Gulf of Mexico Towers
The Gulf of Mexico Towers are huge US Air Force radio relay towers scattered along Florida’s western shoreline from the Panhandle to the Keys. Lying anywhere from 10 to 20 miles offshore – well beyond the 9-mile state line marine limit – the 14 now-unused towers sit in depths of 35 to 110 feet of water.
Each tower is supported by 5 enormous round steel legs that angle at 45 degrees from just below the water line down to massive concrete pads on the seabed. The towers sit on a broad, empty seafloor plain that is nearly devoid of fish-holding structure. That’s why the underwater portions of the towers are fish magnets that draw huge numbers of fish, including large schools of big pelagic game fish and hundreds of giant Goliath Groupers.
The towers are so distant and isolated that few sportfishing boats visit them. Moreover, to legally fish and keep any catch in the federal waters in which the towers stand, a Federal Gulf of Mexico Charter Boat Fishing Permit is required. Only a few Key West Charter Fishing operators have the experience and expertise it takes to get the Federal Permit and take advantage of the pristine fishing grounds that lie around the towers.

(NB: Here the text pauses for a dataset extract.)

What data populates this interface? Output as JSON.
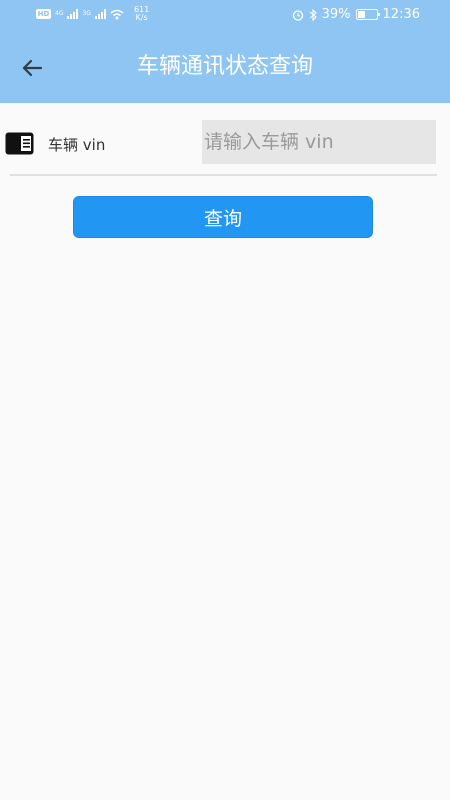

Dropping bait into the sheltered waters around the legs of the towers all but ensures fast action and a bountiful catch of bottom fish like Snapper, Spadefish, Grouper and more. Fish that like to hunt above and around deep-water structure – Permit, Jack Crevalle, Cobia, and Great Barracuda – are present in large schools. The big pelagics including Sailfish, Kingfish, and Wahoo move through in season, and several Shark species are common.
There are plenty of fish on any of the Towers in every season, and uncrowded waters mean light fishing pressure, plenty of fishing space, and endless numbers of hungry gamefish waiting below. Hooking up with a properly-licensed captain and taking the long run out to one of the Gulf Towers offers one of the Florida Keys’ best sportfishing experiences.